MOTION ECONOMY AND WORK EFFICIENCY
Most workers do not enjoy making unnecessary or wasted motions, particularly if they result in unnecessary fatigue. In addition to providing some social and psychological rewards, a job should be reasonably efficient Motion study helps to reduce fatigue and waste motions.
Principles of Motion economy
The rules of motion economy and efficiency which referred to hand motions of operators were developed by Gilbreths. The principles of motion economy are divided into three groups, namely:
(i) Effective use of the operator
(ii) Arrangement of the workplace
(iii) Tools and equipment.
Lists below are twenty-two principles of motion economy as developed by Barnes
A. Rules concerning use of human body,
1. The two hands should begin as well as complete their motion at the same time.
2. The two hands should not be idle at the same time except during rest periods.
3. Motions of the arms should be made in opposite and symmetrical direction, and should be made simultaneously.
4. Hand and body motions should be confined to the lowest classification with which it is possible to perform the work satisfactorily.
5. The ascending order of motion classification is:
(a) Fingers only
(b) Fingers and wrists.
(c) Fingers, wrists and lower arms.
(d) Fingers, wrists, lower and upper arms.
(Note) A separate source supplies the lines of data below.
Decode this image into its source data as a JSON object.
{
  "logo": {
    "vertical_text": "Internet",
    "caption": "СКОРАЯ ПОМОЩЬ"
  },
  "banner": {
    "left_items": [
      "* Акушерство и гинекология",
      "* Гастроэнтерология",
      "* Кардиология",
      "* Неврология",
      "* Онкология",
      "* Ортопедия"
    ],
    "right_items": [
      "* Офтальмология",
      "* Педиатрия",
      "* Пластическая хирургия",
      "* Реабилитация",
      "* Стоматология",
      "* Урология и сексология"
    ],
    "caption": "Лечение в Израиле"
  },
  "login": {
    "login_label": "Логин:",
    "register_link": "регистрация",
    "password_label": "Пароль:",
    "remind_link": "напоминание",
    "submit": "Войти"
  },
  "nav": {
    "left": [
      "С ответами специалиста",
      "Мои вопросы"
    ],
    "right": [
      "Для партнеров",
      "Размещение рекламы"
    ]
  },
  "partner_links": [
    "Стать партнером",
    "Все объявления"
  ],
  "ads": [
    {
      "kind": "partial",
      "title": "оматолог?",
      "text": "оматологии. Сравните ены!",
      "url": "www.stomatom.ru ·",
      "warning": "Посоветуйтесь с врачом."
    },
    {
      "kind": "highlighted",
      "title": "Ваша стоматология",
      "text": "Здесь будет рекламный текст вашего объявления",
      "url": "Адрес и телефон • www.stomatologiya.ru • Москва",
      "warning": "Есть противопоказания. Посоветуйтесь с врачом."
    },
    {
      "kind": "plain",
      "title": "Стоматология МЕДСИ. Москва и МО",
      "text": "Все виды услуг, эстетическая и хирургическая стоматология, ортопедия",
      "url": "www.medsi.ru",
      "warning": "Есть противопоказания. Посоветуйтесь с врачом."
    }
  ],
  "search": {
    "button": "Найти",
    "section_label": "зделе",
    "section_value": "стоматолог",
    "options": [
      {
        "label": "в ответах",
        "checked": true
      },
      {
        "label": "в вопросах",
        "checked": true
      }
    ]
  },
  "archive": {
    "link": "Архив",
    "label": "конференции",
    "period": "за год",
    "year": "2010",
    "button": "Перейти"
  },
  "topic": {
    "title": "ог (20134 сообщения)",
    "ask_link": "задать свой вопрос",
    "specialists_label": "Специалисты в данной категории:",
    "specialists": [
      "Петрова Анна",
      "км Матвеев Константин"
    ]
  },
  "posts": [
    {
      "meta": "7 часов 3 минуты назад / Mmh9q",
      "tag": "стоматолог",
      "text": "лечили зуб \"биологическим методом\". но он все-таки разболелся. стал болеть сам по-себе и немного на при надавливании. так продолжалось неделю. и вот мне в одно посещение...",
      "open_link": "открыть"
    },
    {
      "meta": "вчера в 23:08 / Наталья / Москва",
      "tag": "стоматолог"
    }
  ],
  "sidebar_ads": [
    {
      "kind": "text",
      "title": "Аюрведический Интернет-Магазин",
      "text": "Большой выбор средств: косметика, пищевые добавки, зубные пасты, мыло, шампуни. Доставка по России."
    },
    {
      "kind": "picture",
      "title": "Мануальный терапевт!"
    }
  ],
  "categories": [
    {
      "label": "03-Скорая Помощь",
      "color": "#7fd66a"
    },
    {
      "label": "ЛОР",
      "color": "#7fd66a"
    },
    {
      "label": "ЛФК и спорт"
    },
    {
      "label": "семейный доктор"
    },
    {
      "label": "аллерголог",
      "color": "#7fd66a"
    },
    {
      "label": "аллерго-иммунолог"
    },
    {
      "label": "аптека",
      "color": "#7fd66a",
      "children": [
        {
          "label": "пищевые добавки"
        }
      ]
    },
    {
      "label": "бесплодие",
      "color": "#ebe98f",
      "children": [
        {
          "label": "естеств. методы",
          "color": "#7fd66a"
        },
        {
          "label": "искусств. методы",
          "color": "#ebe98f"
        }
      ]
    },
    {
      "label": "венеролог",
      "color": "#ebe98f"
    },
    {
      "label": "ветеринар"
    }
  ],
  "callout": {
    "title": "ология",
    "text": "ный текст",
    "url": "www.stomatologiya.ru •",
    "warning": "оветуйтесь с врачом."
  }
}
(e) Hands, arms and body.
6. Momentum should be employed to assist the worker wherever possible, and it should be reduced to a minimum if it must be overcome by muscular effort.
7. Smooth, continuous curved motions of the hands are preferable to straight line motions involving sudden and sharp changes in direction.
8. Ballistic movements are faster, easier and more accurate than restricted or controlled movements.
9. Work should be arranged to permit easy and natural rhythm wherever possible.
10. Eye fixation should be as free and as close together as possible.
B. Rules concerning arrangement of the work place
1. There should be a definite and fixed place for all tools and materials.
2. Tools, materials and controls should be located close to the point of use.
3. Gravity feed bins and containers should be used to deliver material close to the point of use.
4. Drop deliveries should be used wherever possible.
5. Materials and tools should be located to permit the best sequence of motions.
6. Provisions should be made for adequate conditions for seeing. Good illumination is the first requirement for satisfactory visual perception.
7. The height of the work place and the chair should preferably be arranged so that alternate sitting and standing at work are easily possible.
8. A chair of the type and height to permit good posture should be provided for every worker.
C. Rules concerning the design of tools and equipment
1. The hands should be relieved of all work that can be done more advantageously by a jig, a fixture or a foot-operated device.
2. Two or more tools should be combined wherever possible.
3. Tools and materials should be pre-positioned whenever possible.
4. Where each finger performs some specific movement such as in type-writing, the load should be distributed in accordance with the inherent capacities of the fingers.
5. Levers, cross bars, and hand wheels, which should be located in such positions that the operator can manipulate them with the least change in body position and with the greatest mechanical advantage.
6. Through the application of the principles of motion economy, it is possible to greatly increase the output of manual labor with a minimum of fatigue.
Memo motion Study
Memo Motion study is a special form of micro-motion study in which motion pictures are taken at slow speed using a motion picture camera. Sixty frames per minute and one hundred frames per minute are most common.
Memo motion study has been used frequently to study the flow and handling of materials, new activities and multi-man-and machine relationships and activities of department store clerk. In addition to all the advantages of micro-motion study, it can be used at relatively low film cost and permit rapid visual review of long sequences of activities.
This technique is not usable unless the work is restricted to a general area which can be covered by a motion picture camera. If the person under observation moves from place to place, it could be difficult to use this study.